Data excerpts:
--------

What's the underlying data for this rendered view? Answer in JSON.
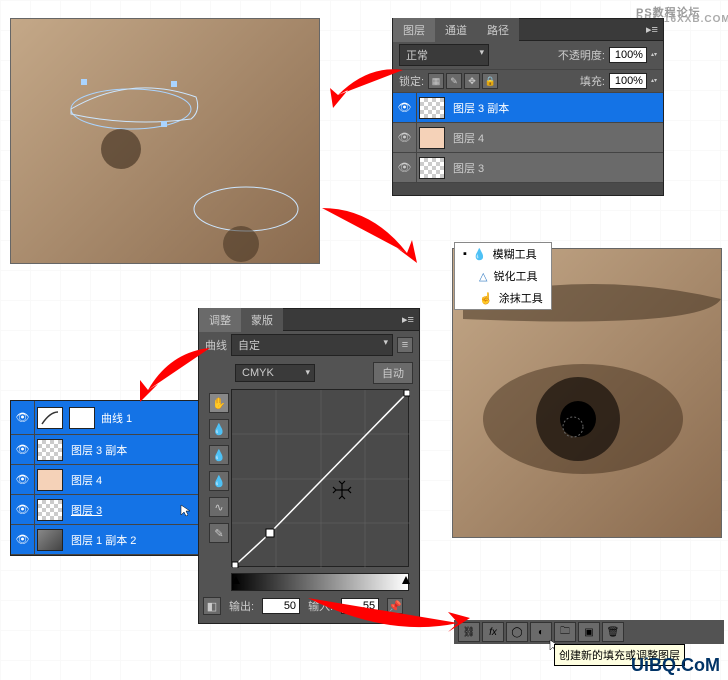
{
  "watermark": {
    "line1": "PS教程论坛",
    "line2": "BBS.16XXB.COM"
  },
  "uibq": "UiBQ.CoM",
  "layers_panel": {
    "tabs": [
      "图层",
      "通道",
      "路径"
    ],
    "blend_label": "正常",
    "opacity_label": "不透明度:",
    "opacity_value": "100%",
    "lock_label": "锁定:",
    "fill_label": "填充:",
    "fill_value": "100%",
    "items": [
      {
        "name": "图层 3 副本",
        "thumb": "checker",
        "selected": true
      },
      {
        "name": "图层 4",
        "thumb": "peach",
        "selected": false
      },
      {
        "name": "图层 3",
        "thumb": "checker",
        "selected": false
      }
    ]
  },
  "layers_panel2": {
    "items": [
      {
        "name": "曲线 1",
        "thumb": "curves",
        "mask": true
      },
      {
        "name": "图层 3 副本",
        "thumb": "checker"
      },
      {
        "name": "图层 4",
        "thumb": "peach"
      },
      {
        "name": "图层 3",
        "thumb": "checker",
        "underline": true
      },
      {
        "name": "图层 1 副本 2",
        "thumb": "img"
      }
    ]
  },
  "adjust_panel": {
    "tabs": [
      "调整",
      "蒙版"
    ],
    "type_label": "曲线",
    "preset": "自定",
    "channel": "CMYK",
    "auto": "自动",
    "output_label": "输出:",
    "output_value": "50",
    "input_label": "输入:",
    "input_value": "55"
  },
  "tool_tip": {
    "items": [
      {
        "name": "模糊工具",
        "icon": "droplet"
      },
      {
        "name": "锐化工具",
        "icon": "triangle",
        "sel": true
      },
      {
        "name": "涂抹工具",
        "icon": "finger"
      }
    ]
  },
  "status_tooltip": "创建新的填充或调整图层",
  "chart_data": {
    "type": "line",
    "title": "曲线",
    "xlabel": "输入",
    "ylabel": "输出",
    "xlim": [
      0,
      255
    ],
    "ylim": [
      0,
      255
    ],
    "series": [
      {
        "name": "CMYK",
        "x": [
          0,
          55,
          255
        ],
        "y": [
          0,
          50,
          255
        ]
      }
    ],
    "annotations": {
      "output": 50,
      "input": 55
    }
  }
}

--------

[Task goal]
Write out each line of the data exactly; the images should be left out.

[Exercise output]
What's the underlying data for this rendered view? Answer in JSON.
{
  "watermark": {
    "line1": "PS教程论坛",
    "line2": "BBS.16XXB.COM"
  },
  "uibq": "UiBQ.CoM",
  "layers_panel": {
    "tabs": [
      "图层",
      "通道",
      "路径"
    ],
    "blend_label": "正常",
    "opacity_label": "不透明度:",
    "opacity_value": "100%",
    "lock_label": "锁定:",
    "fill_label": "填充:",
    "fill_value": "100%",
    "items": [
      {
        "name": "图层 3 副本",
        "thumb": "checker",
        "selected": true
      },
      {
        "name": "图层 4",
        "thumb": "peach",
        "selected": false
      },
      {
        "name": "图层 3",
        "thumb": "checker",
        "selected": false
      }
    ]
  },
  "layers_panel2": {
    "items": [
      {
        "name": "曲线 1",
        "thumb": "curves",
        "mask": true
      },
      {
        "name": "图层 3 副本",
        "thumb": "checker"
      },
      {
        "name": "图层 4",
        "thumb": "peach"
      },
      {
        "name": "图层 3",
        "thumb": "checker",
        "underline": true
      },
      {
        "name": "图层 1 副本 2",
        "thumb": "img"
      }
    ]
  },
  "adjust_panel": {
    "tabs": [
      "调整",
      "蒙版"
    ],
    "type_label": "曲线",
    "preset": "自定",
    "channel": "CMYK",
    "auto": "自动",
    "output_label": "输出:",
    "output_value": "50",
    "input_label": "输入:",
    "input_value": "55"
  },
  "tool_tip": {
    "items": [
      {
        "name": "模糊工具",
        "icon": "droplet"
      },
      {
        "name": "锐化工具",
        "icon": "triangle",
        "sel": true
      },
      {
        "name": "涂抹工具",
        "icon": "finger"
      }
    ]
  },
  "status_tooltip": "创建新的填充或调整图层",
  "chart_data": {
    "type": "line",
    "title": "曲线",
    "xlabel": "输入",
    "ylabel": "输出",
    "xlim": [
      0,
      255
    ],
    "ylim": [
      0,
      255
    ],
    "series": [
      {
        "name": "CMYK",
        "x": [
          0,
          55,
          255
        ],
        "y": [
          0,
          50,
          255
        ]
      }
    ],
    "annotations": {
      "output": 50,
      "input": 55
    }
  }
}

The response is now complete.